* GIVEN DATA

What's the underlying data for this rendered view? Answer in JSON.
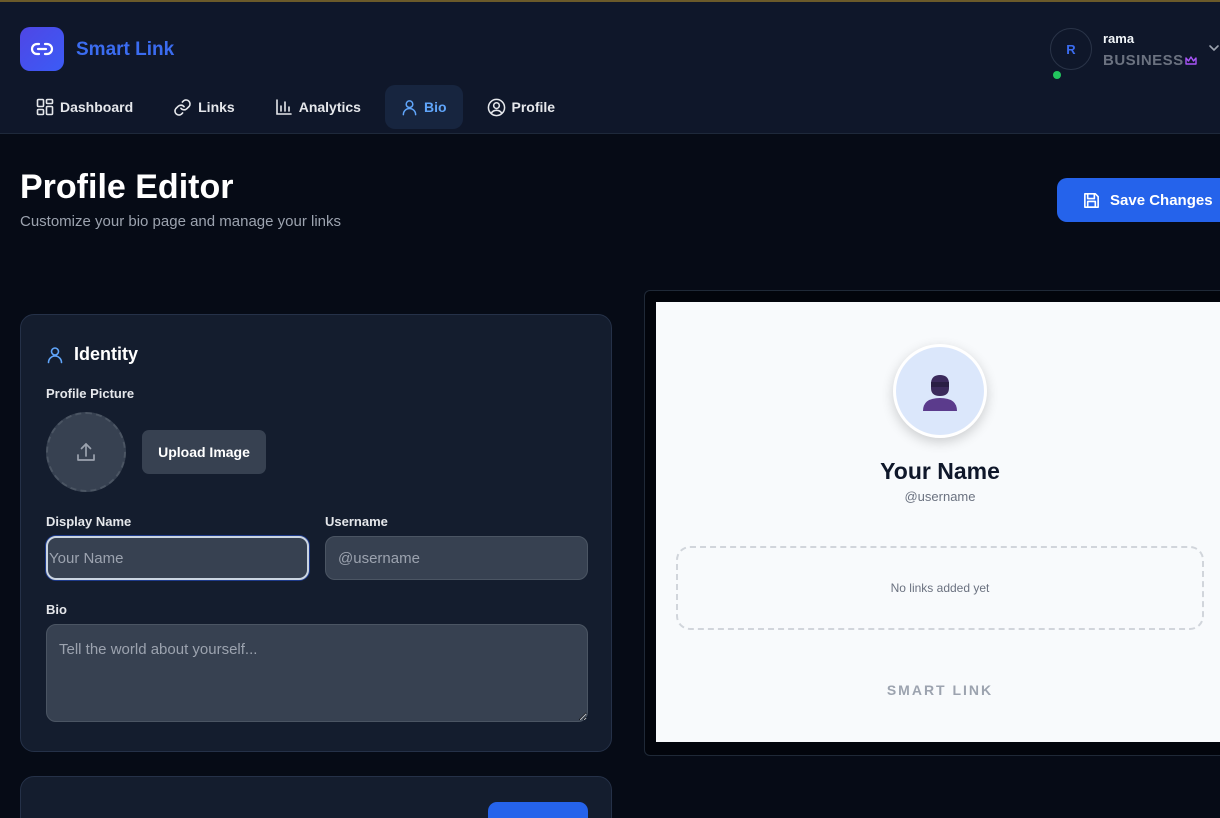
{
  "app": {
    "name": "Smart Link",
    "logo_icon": "link-icon",
    "accent": "#3b6cf0"
  },
  "user": {
    "initial": "R",
    "name": "rama",
    "plan": "BUSINESS",
    "plan_icon": "crown-icon",
    "status": "online"
  },
  "nav": {
    "items": [
      {
        "label": "Dashboard",
        "icon": "dashboard-icon"
      },
      {
        "label": "Links",
        "icon": "link-icon"
      },
      {
        "label": "Analytics",
        "icon": "analytics-icon"
      },
      {
        "label": "Bio",
        "icon": "user-icon",
        "active": true
      },
      {
        "label": "Profile",
        "icon": "profile-circle-icon"
      }
    ]
  },
  "page": {
    "title": "Profile Editor",
    "subtitle": "Customize your bio page and manage your links",
    "save_label": "Save Changes"
  },
  "identity": {
    "heading": "Identity",
    "profile_picture_label": "Profile Picture",
    "upload_label": "Upload Image",
    "display_name_label": "Display Name",
    "display_name_placeholder": "Your Name",
    "display_name_value": "",
    "username_label": "Username",
    "username_prefix": "@",
    "username_placeholder": "username",
    "username_value": "",
    "bio_label": "Bio",
    "bio_placeholder": "Tell the world about yourself...",
    "bio_value": ""
  },
  "preview": {
    "name": "Your Name",
    "username": "@username",
    "empty_links": "No links added yet",
    "brand": "SMART LINK"
  }
}
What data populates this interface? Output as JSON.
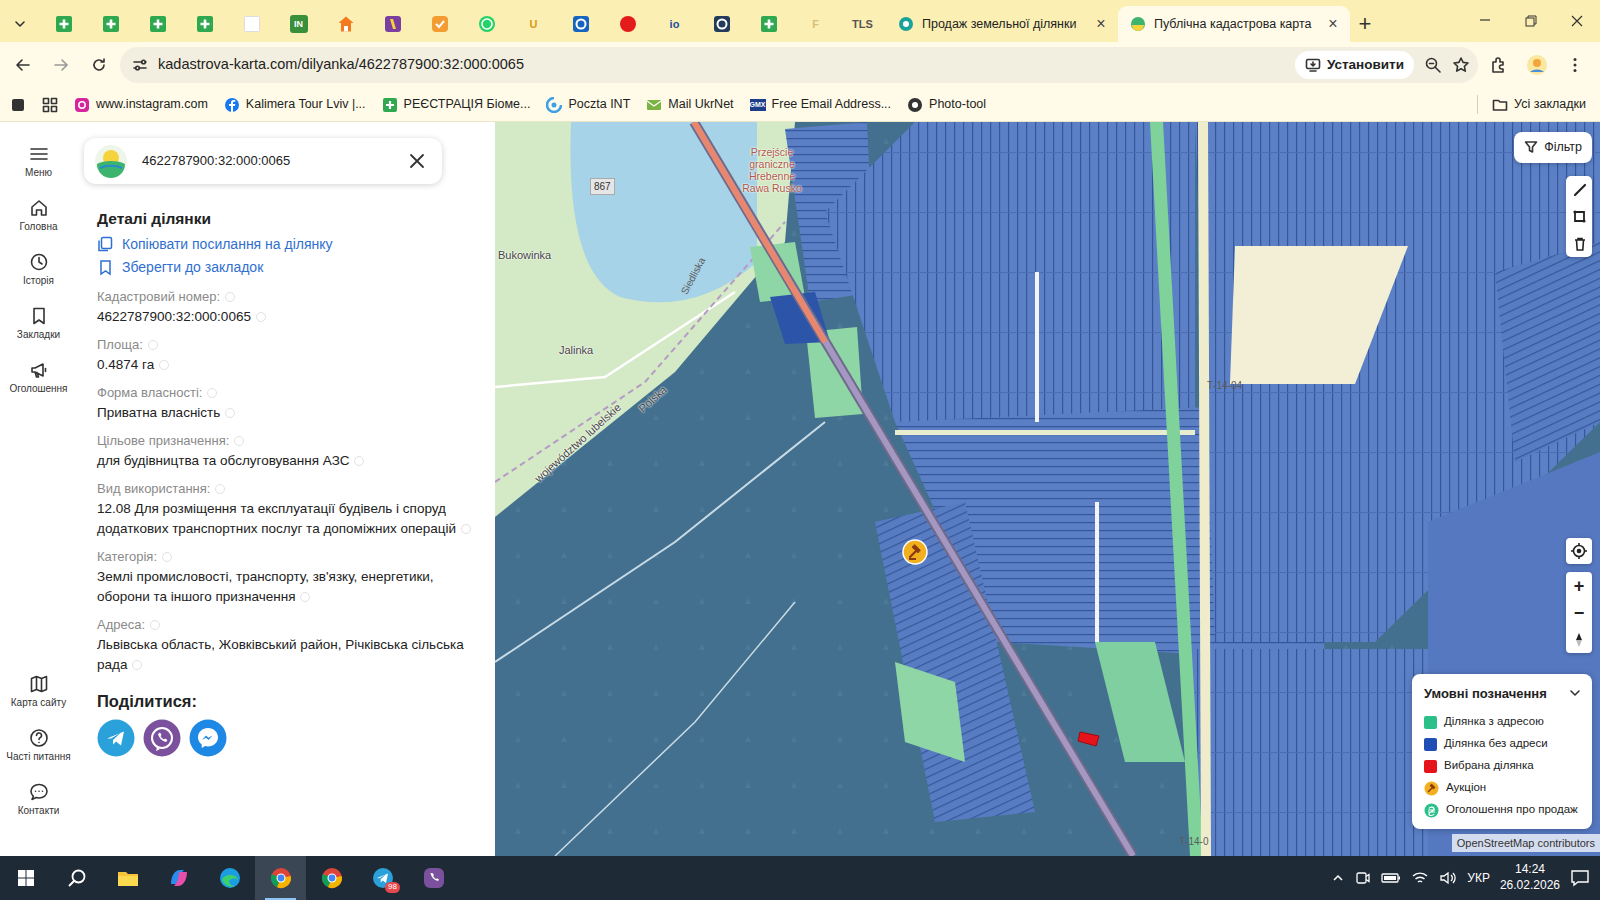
{
  "browser": {
    "pinned_tabs": [
      {
        "kind": "plus",
        "color": "#2fa84f"
      },
      {
        "kind": "plus",
        "color": "#2fa84f"
      },
      {
        "kind": "plus",
        "color": "#2fa84f"
      },
      {
        "kind": "plus",
        "color": "#2fa84f"
      },
      {
        "kind": "blank",
        "color": "#ffffff"
      },
      {
        "kind": "tile",
        "label": "IN",
        "color": "#3a8f3a"
      },
      {
        "kind": "house",
        "color": "#f47a20"
      },
      {
        "kind": "badge",
        "color": "#7b3fa0"
      },
      {
        "kind": "check",
        "color": "#f39c32"
      },
      {
        "kind": "chat",
        "color": "#25d366"
      },
      {
        "kind": "text",
        "label": "U",
        "color": "#d99a1a"
      },
      {
        "kind": "ring",
        "color": "#1565c0"
      },
      {
        "kind": "dot",
        "color": "#e31b1b"
      },
      {
        "kind": "text",
        "label": "io",
        "color": "#1a4fa0"
      },
      {
        "kind": "ring",
        "color": "#233a5a"
      },
      {
        "kind": "plus",
        "color": "#2fa84f"
      },
      {
        "kind": "text",
        "label": "F",
        "color": "#d9c07a"
      },
      {
        "kind": "text",
        "label": "TLS",
        "color": "#555555"
      }
    ],
    "tabs": [
      {
        "label": "Продаж земельної ділянки",
        "close": "×",
        "kind": "sale-site",
        "selected": false
      },
      {
        "label": "Публічна кадастрова карта",
        "close": "×",
        "kind": "cadastre",
        "selected": true
      }
    ],
    "new_tab": "+",
    "address": "kadastrova-karta.com/dilyanka/4622787900:32:000:0065",
    "install_button": "Установити",
    "bookmarks": [
      {
        "label": "www.instagram.com",
        "kind": "instagram",
        "color": "#d6249f"
      },
      {
        "label": "Kalimera Tour Lviv |...",
        "kind": "facebook",
        "color": "#1877f2"
      },
      {
        "label": "РЕЄСТРАЦІЯ Біоме...",
        "kind": "plus",
        "color": "#2fa84f"
      },
      {
        "label": "Poczta INT",
        "kind": "swirl",
        "color": "#3ba0e6"
      },
      {
        "label": "Mail UkrNet",
        "kind": "mail",
        "color": "#7cb342"
      },
      {
        "label": "Free Email Address...",
        "kind": "gmx",
        "icon_text": "GMX",
        "color": "#1c3e8a"
      },
      {
        "label": "Photo-tool",
        "kind": "dark",
        "color": "#333333"
      }
    ],
    "all_bookmarks": "Усі закладки"
  },
  "nav": {
    "top": [
      {
        "label": "Меню",
        "kind": "menu"
      },
      {
        "label": "Головна",
        "kind": "home"
      },
      {
        "label": "Історія",
        "kind": "history"
      },
      {
        "label": "Закладки",
        "kind": "bookmark"
      },
      {
        "label": "Оголошення",
        "kind": "announce"
      }
    ],
    "bottom": [
      {
        "label": "Карта сайту",
        "kind": "sitemap"
      },
      {
        "label": "Часті питання",
        "kind": "faq"
      },
      {
        "label": "Контакти",
        "kind": "contacts"
      }
    ]
  },
  "panel": {
    "search_value": "4622787900:32:000:0065",
    "title": "Деталі ділянки",
    "actions": [
      {
        "label": "Копіювати посилання на ділянку",
        "kind": "copy"
      },
      {
        "label": "Зберегти до закладок",
        "kind": "bookmark"
      }
    ],
    "fields": [
      {
        "label": "Кадастровий номер:",
        "value": "4622787900:32:000:0065"
      },
      {
        "label": "Площа:",
        "value": "0.4874 га"
      },
      {
        "label": "Форма власності:",
        "value": "Приватна власність"
      },
      {
        "label": "Цільове призначення:",
        "value": "для будівництва та обслуговування АЗС"
      },
      {
        "label": "Вид використання:",
        "value": "12.08 Для розміщення та експлуатації будівель і споруд додаткових транспортних послуг та допоміжних операцій"
      },
      {
        "label": "Категорія:",
        "value": "Землі промисловості, транспорту, зв'язку, енергетики, оборони та іншого призначення"
      },
      {
        "label": "Адреса:",
        "value": "Львівська область, Жовківський район, Річківська сільська рада"
      }
    ],
    "share_title": "Поділитися:",
    "share": [
      {
        "kind": "telegram",
        "color": "#2aa1da"
      },
      {
        "kind": "viber",
        "color": "#7b519d"
      },
      {
        "kind": "messenger",
        "color": "#1e88e5"
      }
    ]
  },
  "map": {
    "filter": "Фільтр",
    "zoom_in": "+",
    "zoom_out": "−",
    "labels": [
      {
        "text": "867",
        "kind": "route"
      },
      {
        "text": "Przejście graniczne Hrebenne Rawa Rusko",
        "kind": "poi"
      },
      {
        "text": "Bukowinka",
        "kind": "place"
      },
      {
        "text": "Jalinka",
        "kind": "place"
      },
      {
        "text": "Siedliska",
        "kind": "road"
      },
      {
        "text": "Polska",
        "kind": "border"
      },
      {
        "text": "Т-14-04",
        "kind": "road"
      },
      {
        "text": "Т-14-0",
        "kind": "road"
      },
      {
        "text": "województwo lubelskie",
        "kind": "border"
      }
    ],
    "pins": [
      {
        "kind": "auction"
      },
      {
        "kind": "selected"
      }
    ],
    "legend": {
      "title": "Умовні позначення",
      "expanded": true,
      "items": [
        {
          "label": "Ділянка з адресою",
          "kind": "square",
          "color": "#2bbf8a"
        },
        {
          "label": "Ділянка без адреси",
          "kind": "square",
          "color": "#1f4fb5"
        },
        {
          "label": "Вибрана ділянка",
          "kind": "square",
          "color": "#e5141b"
        },
        {
          "label": "Аукціон",
          "kind": "auction",
          "color": "#f2b01e"
        },
        {
          "label": "Оголошення про продаж",
          "kind": "sale",
          "color": "#2bbf8a"
        }
      ]
    },
    "attribution": "OpenStreetMap contributors"
  },
  "taskbar": {
    "apps": [
      {
        "kind": "explorer",
        "selected": false
      },
      {
        "kind": "copilot",
        "selected": false
      },
      {
        "kind": "edge",
        "selected": false
      },
      {
        "kind": "chrome",
        "selected": true
      },
      {
        "kind": "chrome",
        "selected": false
      },
      {
        "kind": "telegram",
        "selected": false,
        "badge": "98"
      },
      {
        "kind": "viber",
        "selected": false
      }
    ],
    "language": "УКР",
    "time": "14:24",
    "date": "26.02.2026"
  }
}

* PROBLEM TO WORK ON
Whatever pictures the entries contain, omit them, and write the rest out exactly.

* RESPONSE TO THIS TASK
What's the underlying data for this rendered view? Answer in JSON.
{
  "app": {
    "name": "Smart Link",
    "logo_icon": "link-icon",
    "accent": "#3b6cf0"
  },
  "user": {
    "initial": "R",
    "name": "rama",
    "plan": "BUSINESS",
    "plan_icon": "crown-icon",
    "status": "online"
  },
  "nav": {
    "items": [
      {
        "label": "Dashboard",
        "icon": "dashboard-icon"
      },
      {
        "label": "Links",
        "icon": "link-icon"
      },
      {
        "label": "Analytics",
        "icon": "analytics-icon"
      },
      {
        "label": "Bio",
        "icon": "user-icon",
        "active": true
      },
      {
        "label": "Profile",
        "icon": "profile-circle-icon"
      }
    ]
  },
  "page": {
    "title": "Profile Editor",
    "subtitle": "Customize your bio page and manage your links",
    "save_label": "Save Changes"
  },
  "identity": {
    "heading": "Identity",
    "profile_picture_label": "Profile Picture",
    "upload_label": "Upload Image",
    "display_name_label": "Display Name",
    "display_name_placeholder": "Your Name",
    "display_name_value": "",
    "username_label": "Username",
    "username_prefix": "@",
    "username_placeholder": "username",
    "username_value": "",
    "bio_label": "Bio",
    "bio_placeholder": "Tell the world about yourself...",
    "bio_value": ""
  },
  "preview": {
    "name": "Your Name",
    "username": "@username",
    "empty_links": "No links added yet",
    "brand": "SMART LINK"
  }
}
What data populates this interface? Output as JSON.
{
  "browser": {
    "pinned_tabs": [
      {
        "kind": "plus",
        "color": "#2fa84f"
      },
      {
        "kind": "plus",
        "color": "#2fa84f"
      },
      {
        "kind": "plus",
        "color": "#2fa84f"
      },
      {
        "kind": "plus",
        "color": "#2fa84f"
      },
      {
        "kind": "blank",
        "color": "#ffffff"
      },
      {
        "kind": "tile",
        "label": "IN",
        "color": "#3a8f3a"
      },
      {
        "kind": "house",
        "color": "#f47a20"
      },
      {
        "kind": "badge",
        "color": "#7b3fa0"
      },
      {
        "kind": "check",
        "color": "#f39c32"
      },
      {
        "kind": "chat",
        "color": "#25d366"
      },
      {
        "kind": "text",
        "label": "U",
        "color": "#d99a1a"
      },
      {
        "kind": "ring",
        "color": "#1565c0"
      },
      {
        "kind": "dot",
        "color": "#e31b1b"
      },
      {
        "kind": "text",
        "label": "io",
        "color": "#1a4fa0"
      },
      {
        "kind": "ring",
        "color": "#233a5a"
      },
      {
        "kind": "plus",
        "color": "#2fa84f"
      },
      {
        "kind": "text",
        "label": "F",
        "color": "#d9c07a"
      },
      {
        "kind": "text",
        "label": "TLS",
        "color": "#555555"
      }
    ],
    "tabs": [
      {
        "label": "Продаж земельної ділянки",
        "close": "×",
        "kind": "sale-site",
        "selected": false
      },
      {
        "label": "Публічна кадастрова карта",
        "close": "×",
        "kind": "cadastre",
        "selected": true
      }
    ],
    "new_tab": "+",
    "address": "kadastrova-karta.com/dilyanka/4622787900:32:000:0065",
    "install_button": "Установити",
    "bookmarks": [
      {
        "label": "www.instagram.com",
        "kind": "instagram",
        "color": "#d6249f"
      },
      {
        "label": "Kalimera Tour Lviv |...",
        "kind": "facebook",
        "color": "#1877f2"
      },
      {
        "label": "РЕЄСТРАЦІЯ Біоме...",
        "kind": "plus",
        "color": "#2fa84f"
      },
      {
        "label": "Poczta INT",
        "kind": "swirl",
        "color": "#3ba0e6"
      },
      {
        "label": "Mail UkrNet",
        "kind": "mail",
        "color": "#7cb342"
      },
      {
        "label": "Free Email Address...",
        "kind": "gmx",
        "icon_text": "GMX",
        "color": "#1c3e8a"
      },
      {
        "label": "Photo-tool",
        "kind": "dark",
        "color": "#333333"
      }
    ],
    "all_bookmarks": "Усі закладки"
  },
  "nav": {
    "top": [
      {
        "label": "Меню",
        "kind": "menu"
      },
      {
        "label": "Головна",
        "kind": "home"
      },
      {
        "label": "Історія",
        "kind": "history"
      },
      {
        "label": "Закладки",
        "kind": "bookmark"
      },
      {
        "label": "Оголошення",
        "kind": "announce"
      }
    ],
    "bottom": [
      {
        "label": "Карта сайту",
        "kind": "sitemap"
      },
      {
        "label": "Часті питання",
        "kind": "faq"
      },
      {
        "label": "Контакти",
        "kind": "contacts"
      }
    ]
  },
  "panel": {
    "search_value": "4622787900:32:000:0065",
    "title": "Деталі ділянки",
    "actions": [
      {
        "label": "Копіювати посилання на ділянку",
        "kind": "copy"
      },
      {
        "label": "Зберегти до закладок",
        "kind": "bookmark"
      }
    ],
    "fields": [
      {
        "label": "Кадастровий номер:",
        "value": "4622787900:32:000:0065"
      },
      {
        "label": "Площа:",
        "value": "0.4874 га"
      },
      {
        "label": "Форма власності:",
        "value": "Приватна власність"
      },
      {
        "label": "Цільове призначення:",
        "value": "для будівництва та обслуговування АЗС"
      },
      {
        "label": "Вид використання:",
        "value": "12.08 Для розміщення та експлуатації будівель і споруд додаткових транспортних послуг та допоміжних операцій"
      },
      {
        "label": "Категорія:",
        "value": "Землі промисловості, транспорту, зв'язку, енергетики, оборони та іншого призначення"
      },
      {
        "label": "Адреса:",
        "value": "Львівська область, Жовківський район, Річківська сільська рада"
      }
    ],
    "share_title": "Поділитися:",
    "share": [
      {
        "kind": "telegram",
        "color": "#2aa1da"
      },
      {
        "kind": "viber",
        "color": "#7b519d"
      },
      {
        "kind": "messenger",
        "color": "#1e88e5"
      }
    ]
  },
  "map": {
    "filter": "Фільтр",
    "zoom_in": "+",
    "zoom_out": "−",
    "labels": [
      {
        "text": "867",
        "kind": "route"
      },
      {
        "text": "Przejście graniczne Hrebenne Rawa Rusko",
        "kind": "poi"
      },
      {
        "text": "Bukowinka",
        "kind": "place"
      },
      {
        "text": "Jalinka",
        "kind": "place"
      },
      {
        "text": "Siedliska",
        "kind": "road"
      },
      {
        "text": "Polska",
        "kind": "border"
      },
      {
        "text": "Т-14-04",
        "kind": "road"
      },
      {
        "text": "Т-14-0",
        "kind": "road"
      },
      {
        "text": "województwo lubelskie",
        "kind": "border"
      }
    ],
    "pins": [
      {
        "kind": "auction"
      },
      {
        "kind": "selected"
      }
    ],
    "legend": {
      "title": "Умовні позначення",
      "expanded": true,
      "items": [
        {
          "label": "Ділянка з адресою",
          "kind": "square",
          "color": "#2bbf8a"
        },
        {
          "label": "Ділянка без адреси",
          "kind": "square",
          "color": "#1f4fb5"
        },
        {
          "label": "Вибрана ділянка",
          "kind": "square",
          "color": "#e5141b"
        },
        {
          "label": "Аукціон",
          "kind": "auction",
          "color": "#f2b01e"
        },
        {
          "label": "Оголошення про продаж",
          "kind": "sale",
          "color": "#2bbf8a"
        }
      ]
    },
    "attribution": "OpenStreetMap contributors"
  },
  "taskbar": {
    "apps": [
      {
        "kind": "explorer",
        "selected": false
      },
      {
        "kind": "copilot",
        "selected": false
      },
      {
        "kind": "edge",
        "selected": false
      },
      {
        "kind": "chrome",
        "selected": true
      },
      {
        "kind": "chrome",
        "selected": false
      },
      {
        "kind": "telegram",
        "selected": false,
        "badge": "98"
      },
      {
        "kind": "viber",
        "selected": false
      }
    ],
    "language": "УКР",
    "time": "14:24",
    "date": "26.02.2026"
  }
}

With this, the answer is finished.